By David Wagman, Chief Editor
Now that the Democrats have lost their super majority in the Senate it seems more likely that carbon regulation rules will come from the U.S. Environmental Protection Agency rather than Congress.
This is contrary to what many in the power generation industry had hoped. A congressional approach might make it more likely that an economy-wide strategy would be adopted. As a rulemaking agency the EPA is more narrowly confined. Its approach, although still likely to be far-reaching, will nonetheless fall short of the scale and scope that Congress could address.
Uncertainty over carbon has left much of the industry in a state of paralysis.
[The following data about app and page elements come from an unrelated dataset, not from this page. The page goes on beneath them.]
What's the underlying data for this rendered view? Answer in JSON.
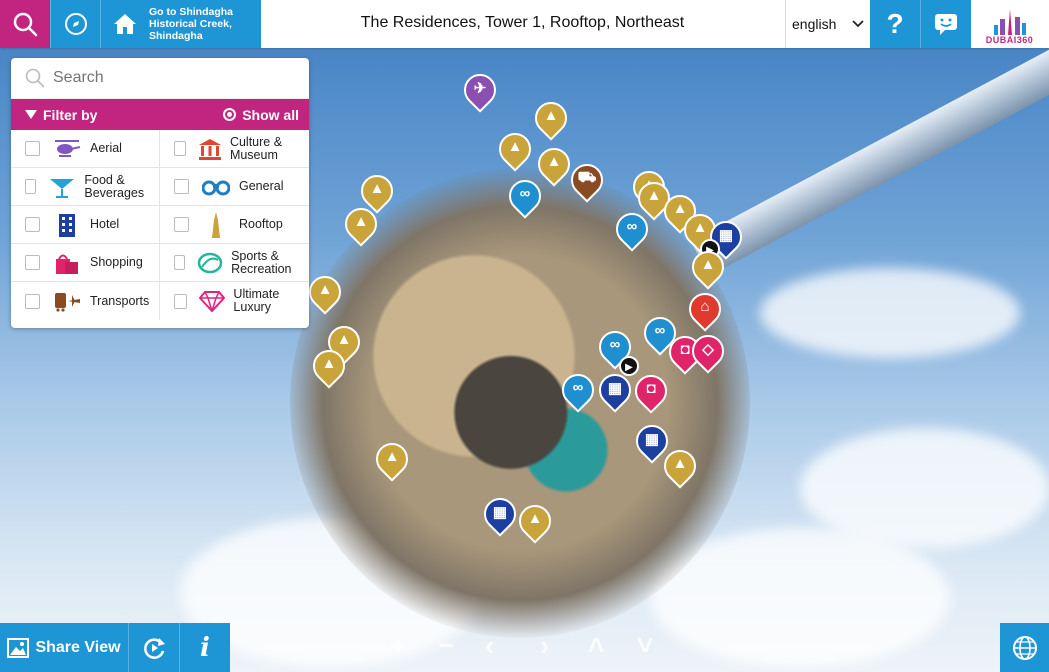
{
  "header": {
    "search_icon": "search-icon",
    "compass_icon": "compass-icon",
    "goto_label": "Go to Shindagha Historical Creek, Shindagha",
    "home_icon": "home-icon",
    "title": "The Residences, Tower 1, Rooftop, Northeast",
    "language": "english",
    "help_label": "?",
    "chat_icon": "chat-icon",
    "logo_text": "DUBAI360"
  },
  "filter_panel": {
    "search_placeholder": "Search",
    "filter_by_label": "Filter by",
    "show_all_label": "Show all",
    "categories": [
      {
        "label": "Aerial",
        "icon": "helicopter-icon",
        "color": "#7e57c2"
      },
      {
        "label": "Culture & Museum",
        "icon": "museum-icon",
        "color": "#e0452f"
      },
      {
        "label": "Food & Beverages",
        "icon": "cocktail-icon",
        "color": "#1fa3d8"
      },
      {
        "label": "General",
        "icon": "binoculars-icon",
        "color": "#1e7fc4"
      },
      {
        "label": "Hotel",
        "icon": "hotel-icon",
        "color": "#1c3fa0"
      },
      {
        "label": "Rooftop",
        "icon": "tower-icon",
        "color": "#c9a43b"
      },
      {
        "label": "Shopping",
        "icon": "shopping-bag-icon",
        "color": "#e0246a"
      },
      {
        "label": "Sports & Recreation",
        "icon": "sports-icon",
        "color": "#25b59a"
      },
      {
        "label": "Transports",
        "icon": "transport-icon",
        "color": "#8a4a22"
      },
      {
        "label": "Ultimate Luxury",
        "icon": "diamond-icon",
        "color": "#e0247f"
      }
    ]
  },
  "bottom": {
    "share_label": "Share View",
    "info_label": "i"
  },
  "colors": {
    "magenta": "#c2257f",
    "blue": "#1e95d4"
  }
}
Perhaps the only happy outcome of the recession is that electricity demand has dropped, easing many timetables for building new fossil-fired power plants. Given the long lead time needed to permit, build and commission a new baseload plant, however, the industry can’t wait indefinitely for a decision on carbon.
Complicating matters is the global muddle that resulted from last December’s Copenhagen climate change talks. Little consensus emerged on how the world will address the issue of global climate change. Behind it all are the climate change skeptics whose doubts still needs to be listened to: are regulations truly necessary?, is climate change a phenomenon that humankind can control? and so on. Answering “yes” assumes agreement on a host of scientific and political factors. Saying “no” assumes agreement on a different list. Still to be considered are legal challenges that may result from new rules.
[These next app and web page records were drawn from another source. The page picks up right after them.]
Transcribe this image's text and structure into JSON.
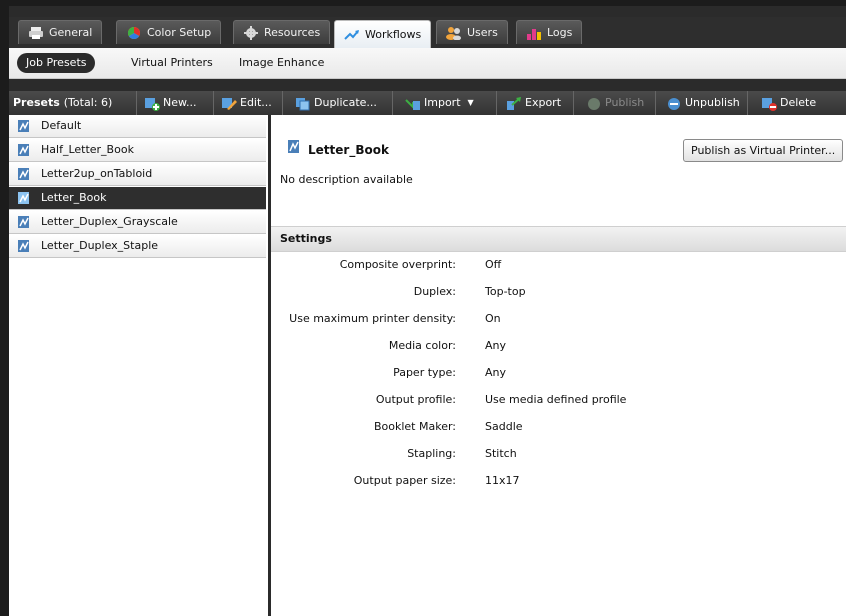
{
  "tabs": [
    {
      "label": "General",
      "icon": "printer-icon",
      "active": false
    },
    {
      "label": "Color Setup",
      "icon": "color-wheel-icon",
      "active": false
    },
    {
      "label": "Resources",
      "icon": "gear-icon",
      "active": false
    },
    {
      "label": "Workflows",
      "icon": "workflow-icon",
      "active": true
    },
    {
      "label": "Users",
      "icon": "users-icon",
      "active": false
    },
    {
      "label": "Logs",
      "icon": "bar-chart-icon",
      "active": false
    }
  ],
  "subtabs": [
    {
      "label": "Job Presets",
      "active": true
    },
    {
      "label": "Virtual Printers",
      "active": false
    },
    {
      "label": "Image Enhance",
      "active": false
    }
  ],
  "toolbar": {
    "title": "Presets",
    "count": "(Total: 6)",
    "buttons": [
      {
        "label": "New...",
        "icon": "new-preset-icon",
        "enabled": true
      },
      {
        "label": "Edit...",
        "icon": "edit-icon",
        "enabled": true
      },
      {
        "label": "Duplicate...",
        "icon": "duplicate-icon",
        "enabled": true
      },
      {
        "label": "Import",
        "icon": "import-icon",
        "enabled": true
      },
      {
        "label": "Export",
        "icon": "export-icon",
        "enabled": true
      },
      {
        "label": "Publish",
        "icon": "publish-icon",
        "enabled": false
      },
      {
        "label": "Unpublish",
        "icon": "unpublish-icon",
        "enabled": true
      },
      {
        "label": "Delete",
        "icon": "delete-icon",
        "enabled": true
      }
    ]
  },
  "presets": [
    {
      "label": "Default",
      "selected": false
    },
    {
      "label": "Half_Letter_Book",
      "selected": false
    },
    {
      "label": "Letter2up_onTabloid",
      "selected": false
    },
    {
      "label": "Letter_Book",
      "selected": true
    },
    {
      "label": "Letter_Duplex_Grayscale",
      "selected": false
    },
    {
      "label": "Letter_Duplex_Staple",
      "selected": false
    }
  ],
  "detail": {
    "name": "Letter_Book",
    "description": "No description available",
    "publish_button": "Publish as Virtual Printer...",
    "settings_title": "Settings",
    "settings": [
      {
        "label": "Composite overprint:",
        "value": "Off"
      },
      {
        "label": "Duplex:",
        "value": "Top-top"
      },
      {
        "label": "Use maximum printer density:",
        "value": "On"
      },
      {
        "label": "Media color:",
        "value": "Any"
      },
      {
        "label": "Paper type:",
        "value": "Any"
      },
      {
        "label": "Output profile:",
        "value": "Use media defined profile"
      },
      {
        "label": "Booklet Maker:",
        "value": "Saddle"
      },
      {
        "label": "Stapling:",
        "value": "Stitch"
      },
      {
        "label": "Output paper size:",
        "value": "11x17"
      }
    ]
  },
  "colors": {
    "accent": "#2e2e2e",
    "toolbar": "#3c3c3c",
    "panel": "#ffffff"
  }
}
All this points to a purgatory of “maybe” that does no one any good. Trying to figure out how to value the cost of carbon has turned into such a fundamental issue that it affects capital spending decisions from nuclear power plants to solar rooftop installations. Either Congress or the EPA must act swiftly to resolve the impasse and allow the industry to move on.